In the first article of this series, we recognized that we, the members of the Church, by virtue of being members of the Church, are members of Christ’s Mystical Body. We are one with each other in the Body, for all parts of a body are united to each other in their shared mission towards the growth and life of that body; this is true despite each of us having different gifts and vocations from each other.
In the second article of this series, we recognized that it is fully and completely Christ’s body in which we are united together. It is only by Christ being the Head of the Mystical Body that we are able to say that the Church is one with Him and His mission in bringing all people throughout the world to love of Him and eternal salvation.
Now that we see our union with each other and our union with Christ, it is important to ask the final question: how does this affect my relationship with Christ? What does it truly mean in practice and in life to be a member of this Mystical Body?
The Implications Such Unions Have Upon Our Spiritual Journey
Numerous answers can be given that would add to our wonder and study of such questions, but all of them can be summed up into one statement:
We all feel what the rest of the body feels, we feel what Christ feels, and Christ feels what we feel.
Imagine your own body. If you experience pleasure or happiness it is never merely some part of you that experiences it, your entire self experiences that pleasure and happiness. Say you get a back massage, for example. Your back is the part of the body that directly feels the physical pleasure, but you yourself, and thus your entire body, feels good because of the massage.
Similarly if you stub your toe on a piece of furniture then your toe will be the part of the body that directly experiences the pain, but you yourself, by virtue of being united with that part of the body, will experience the pain, as will the rest of the parts of the body, even if not in a direct way.
So it is within the Mystical Body of Christ. If one part experiences God’s mercy and love then all the parts experience the same because the Body itself experiences it. If one part suffers due to persecution, famine, and the like then the whole Body suffers along with it.
And Jesus Christ Himself is not removed from these experiences. In fact, he feels them much more intimately than we do because it is His body.
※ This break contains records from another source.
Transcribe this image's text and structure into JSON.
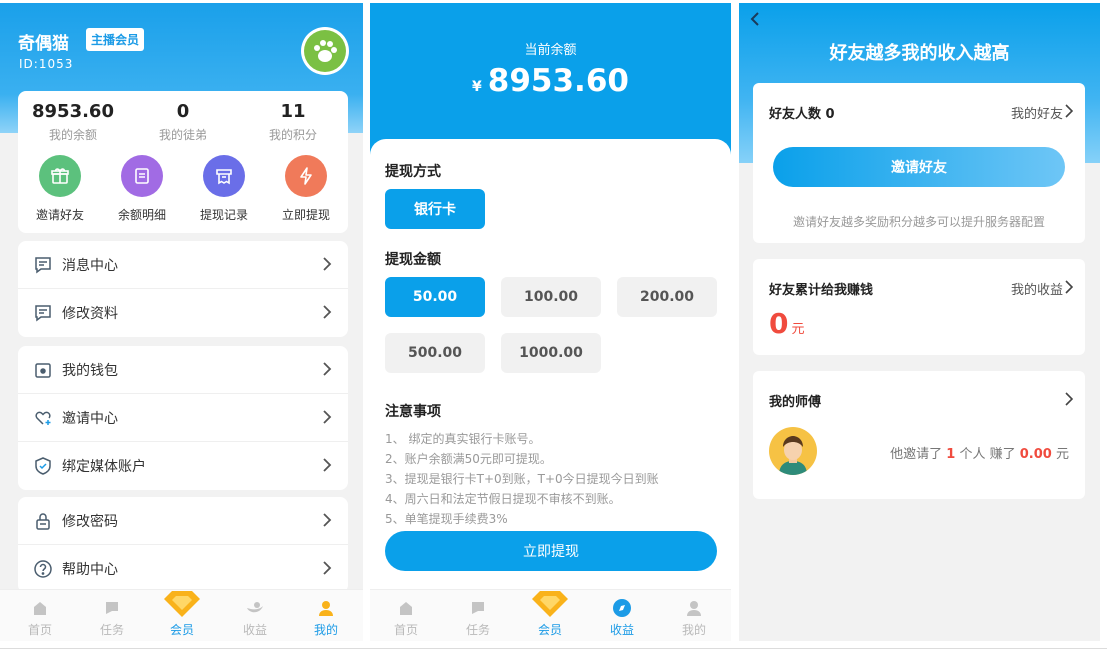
{
  "member": {
    "name": "奇偶猫",
    "badge": "主播会员",
    "id": "ID:1053",
    "stats": [
      {
        "value": "8953.60",
        "label": "我的余额"
      },
      {
        "value": "0",
        "label": "我的徒弟"
      },
      {
        "value": "11",
        "label": "我的积分"
      }
    ],
    "quick": [
      {
        "label": "邀请好友",
        "color": "#5cc17d",
        "icon": "gift-icon"
      },
      {
        "label": "余额明细",
        "color": "#a16be4",
        "icon": "list-icon"
      },
      {
        "label": "提现记录",
        "color": "#6a6ee8",
        "icon": "receipt-icon"
      },
      {
        "label": "立即提现",
        "color": "#f07a5a",
        "icon": "lightning-icon"
      }
    ],
    "menu_group1": [
      "消息中心",
      "修改资料"
    ],
    "menu_group2": [
      "我的钱包",
      "邀请中心",
      "绑定媒体账户"
    ],
    "menu_group3": [
      "修改密码",
      "帮助中心"
    ]
  },
  "tabbar": {
    "items": [
      "首页",
      "任务",
      "会员",
      "收益",
      "我的"
    ],
    "active_color": "#1c9be6"
  },
  "withdraw": {
    "balance_label": "当前余额",
    "currency": "¥",
    "balance": "8953.60",
    "method_title": "提现方式",
    "method": "银行卡",
    "amount_title": "提现金额",
    "amounts": [
      "50.00",
      "100.00",
      "200.00",
      "500.00",
      "1000.00"
    ],
    "notes_title": "注意事项",
    "notes": [
      "1、 绑定的真实银行卡账号。",
      "2、账户余额满50元即可提现。",
      "3、提现是银行卡T+0到账，T+0今日提现今日到账",
      "4、周六日和法定节假日提现不审核不到账。",
      "5、单笔提现手续费3%"
    ],
    "submit": "立即提现"
  },
  "friends": {
    "title": "好友越多我的收入越高",
    "friend_count_label": "好友人数 0",
    "my_friends_link": "我的好友",
    "invite_button": "邀请好友",
    "invite_tip": "邀请好友越多奖励积分越多可以提升服务器配置",
    "earn_title": "好友累计给我赚钱",
    "my_earnings_link": "我的收益",
    "earn_value": "0",
    "earn_unit": "元",
    "master_title": "我的师傅",
    "master_pre": "他邀请了",
    "master_people": "1",
    "master_mid": "个人 赚了",
    "master_amount": "0.00",
    "master_unit": "元"
  }
}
Any and all joy, pleasure, sadness, suffering and love that we as members of the Church experience, He experiences because of how deeply united He is to us. What we feel IS what He feels. What we sense IS what He senses.
This radical union that we have with Christ does not merely work in one direction, though. It is not just that what we go through is what He goes through; it is also that what He endured is what we will endure. We will encounter death, despair, trials, temptations, but also life, wonder, bliss, and satisfaction, all because He experienced all that and more. The Body experiences what the Person experiences, for the two are not really two, but one.
This simple yet profound reality illuminates much of the words of Jesus Himself.
For why will we be ‘handed over to the courts’ and scourged (Matt. 10: 17)? Because Jesus Himself was handed over to the courts and scourged (Mark 15: 1-15).
Why must we love our enemies and allow them to, after striking us ‘on one cheek, offer the other as well’ (Luke 6: 29)? Because Jesus did exactly that (John 19: 1-3).
Why must we go throughout the whole world and ‘make disciples of all nations’ (Matt 28: 19)? Because Jesus was also sent by the Father ‘into the world’ (John 17: 18).
Why will the world hate us and persecute us (John 15: 18-21)? Because the world hated and persecuted Him (John 15: 18-21).
Why will we be resurrected body and soul ‘on the last day’ (John 6: 40)? Because Jesus was resurrected, body and soul after his own death (Luke 24).
If we are truly members of Jesus’ Mystical Body then there is nothing that He has experienced on Earth that we will not also experience. If we are truly members of His Body then we are called to do all that He did, even if it means severe and brutal retaliation from those who are not part of the Body of Christ.
To be part of Jesus’ Body is to be one with Jesus. And to be one with Jesus is to uphold, defend, and treasure the entire Body. We are to do this for one reason only: because that is what each and every part of any single body is supposed to do, to do all that we can to protect and cherish the life of the Body of which we are a part.
If our ultimate goal is to love God and to spend eternal life with Him, then we must and we will love His Body, for to love His entire Body is the same as to love Christ.